Prompt. Would you return every line of the listing below that has "Power" in it?

========================

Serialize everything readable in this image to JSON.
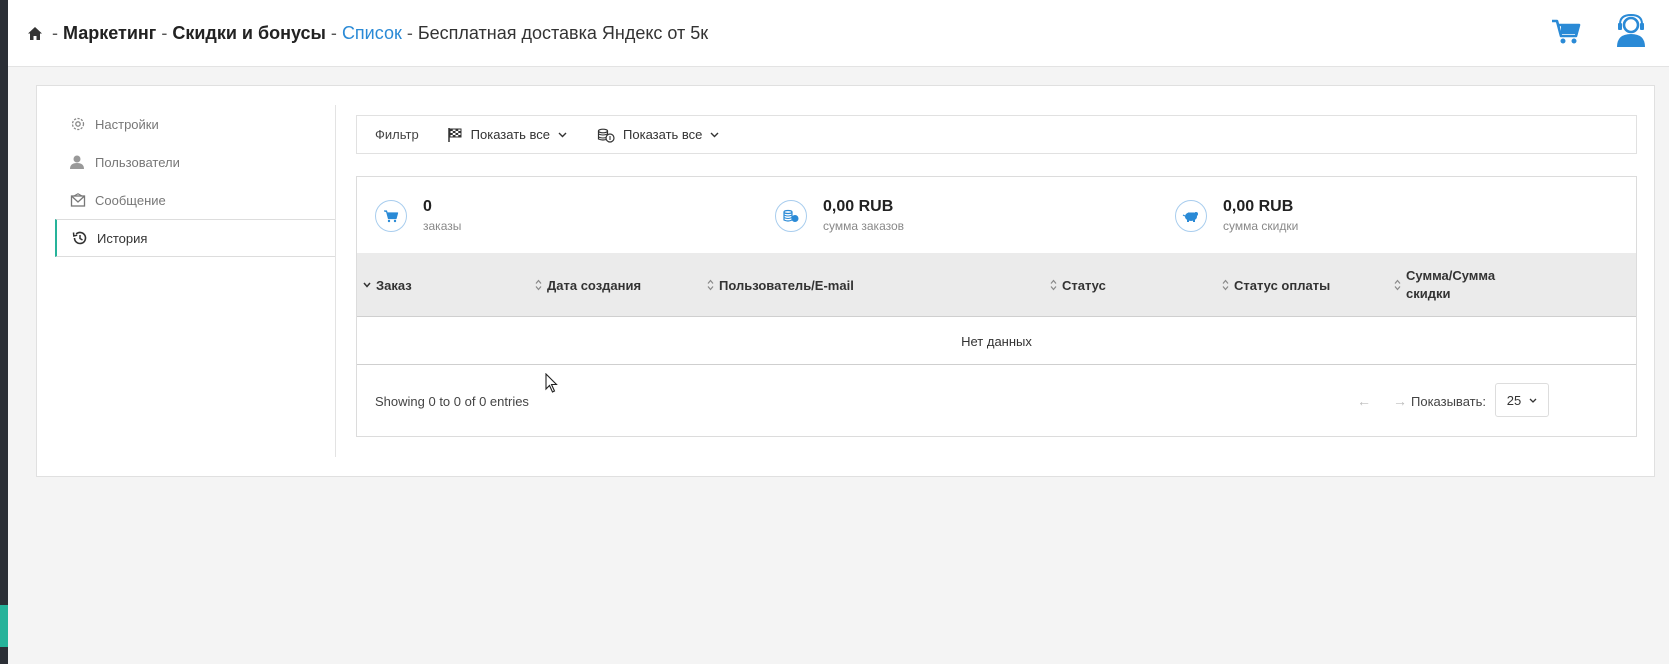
{
  "breadcrumb": {
    "sep": "-",
    "part1": "Маркетинг",
    "part2": "Скидки и бонусы",
    "link": "Список",
    "current": "Бесплатная доставка Яндекс от 5к"
  },
  "sidebar": {
    "items": [
      {
        "label": "Настройки",
        "icon": "gear-icon"
      },
      {
        "label": "Пользователи",
        "icon": "user-icon"
      },
      {
        "label": "Сообщение",
        "icon": "envelope-icon"
      },
      {
        "label": "История",
        "icon": "history-icon"
      }
    ]
  },
  "filter": {
    "label": "Фильтр",
    "dropdown1": "Показать все",
    "dropdown2": "Показать все"
  },
  "stats": [
    {
      "value": "0",
      "label": "заказы"
    },
    {
      "value": "0,00 RUB",
      "label": "сумма заказов"
    },
    {
      "value": "0,00 RUB",
      "label": "сумма скидки"
    }
  ],
  "table": {
    "columns": [
      "Заказ",
      "Дата создания",
      "Пользователь/E-mail",
      "Статус",
      "Статус оплаты",
      "Сумма/Сумма скидки"
    ],
    "col6_line1": "Сумма/Сумма",
    "col6_line2": "скидки",
    "empty": "Нет данных"
  },
  "footer": {
    "showing": "Showing 0 to 0 of 0 entries",
    "prev": "←",
    "next": "→",
    "perpage_label": "Показывать:",
    "perpage_value": "25"
  },
  "colors": {
    "accent": "#26b39a",
    "link": "#2a8ad6",
    "icon_blue": "#2a8ad6"
  }
}
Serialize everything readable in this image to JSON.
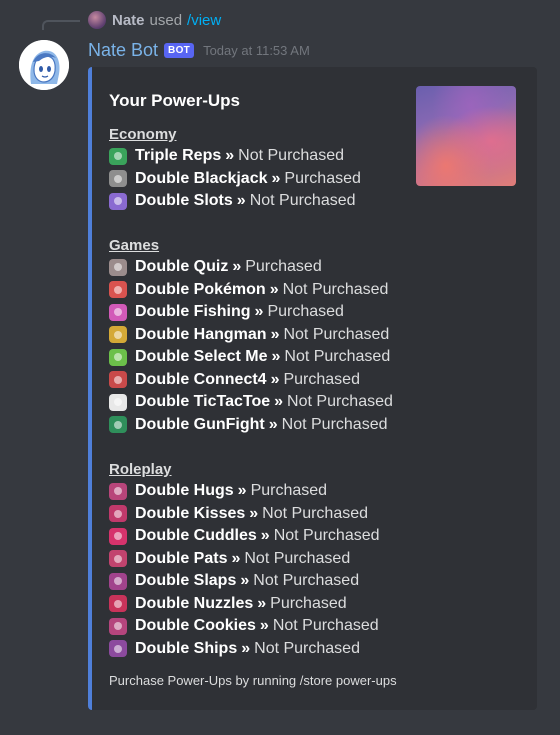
{
  "reply": {
    "name": "Nate",
    "used_text": "used",
    "command": "/view"
  },
  "author": {
    "name": "Nate Bot",
    "tag": "BOT",
    "timestamp": "Today at 11:53 AM"
  },
  "embed": {
    "title": "Your Power-Ups",
    "accent_color": "#4f7fd9",
    "separator": "»",
    "sections": [
      {
        "heading": "Economy",
        "items": [
          {
            "name": "Triple Reps",
            "status": "Not Purchased",
            "icon": "reps-icon",
            "color": "#3aa35b"
          },
          {
            "name": "Double Blackjack",
            "status": "Purchased",
            "icon": "blackjack-icon",
            "color": "#8e8e8e"
          },
          {
            "name": "Double Slots",
            "status": "Not Purchased",
            "icon": "slots-icon",
            "color": "#8a6ad1"
          }
        ]
      },
      {
        "heading": "Games",
        "items": [
          {
            "name": "Double Quiz",
            "status": "Purchased",
            "icon": "quiz-icon",
            "color": "#9b8c8c"
          },
          {
            "name": "Double Pokémon",
            "status": "Not Purchased",
            "icon": "pokemon-icon",
            "color": "#d9534f"
          },
          {
            "name": "Double Fishing",
            "status": "Purchased",
            "icon": "fishing-icon",
            "color": "#d25ab8"
          },
          {
            "name": "Double Hangman",
            "status": "Not Purchased",
            "icon": "hangman-icon",
            "color": "#d4a937"
          },
          {
            "name": "Double Select Me",
            "status": "Not Purchased",
            "icon": "select-me-icon",
            "color": "#6cc04a"
          },
          {
            "name": "Double Connect4",
            "status": "Purchased",
            "icon": "connect4-icon",
            "color": "#c94a4a"
          },
          {
            "name": "Double TicTacToe",
            "status": "Not Purchased",
            "icon": "tictactoe-icon",
            "color": "#e8e8e8"
          },
          {
            "name": "Double GunFight",
            "status": "Not Purchased",
            "icon": "gunfight-icon",
            "color": "#2f8f5b"
          }
        ]
      },
      {
        "heading": "Roleplay",
        "items": [
          {
            "name": "Double Hugs",
            "status": "Purchased",
            "icon": "hugs-icon",
            "color": "#b8457a"
          },
          {
            "name": "Double Kisses",
            "status": "Not Purchased",
            "icon": "kisses-icon",
            "color": "#c0396b"
          },
          {
            "name": "Double Cuddles",
            "status": "Not Purchased",
            "icon": "cuddles-icon",
            "color": "#d6336c"
          },
          {
            "name": "Double Pats",
            "status": "Not Purchased",
            "icon": "pats-icon",
            "color": "#c2436e"
          },
          {
            "name": "Double Slaps",
            "status": "Not Purchased",
            "icon": "slaps-icon",
            "color": "#a1438c"
          },
          {
            "name": "Double Nuzzles",
            "status": "Purchased",
            "icon": "nuzzles-icon",
            "color": "#c8335a"
          },
          {
            "name": "Double Cookies",
            "status": "Not Purchased",
            "icon": "cookies-icon",
            "color": "#b5457d"
          },
          {
            "name": "Double Ships",
            "status": "Not Purchased",
            "icon": "ships-icon",
            "color": "#8c4a9e"
          }
        ]
      }
    ],
    "footer": "Purchase Power-Ups by running /store power-ups"
  }
}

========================

Response to the task.
    "title": "Your Power-Ups",
    "footer": "Purchase Power-Ups by running /store power-ups"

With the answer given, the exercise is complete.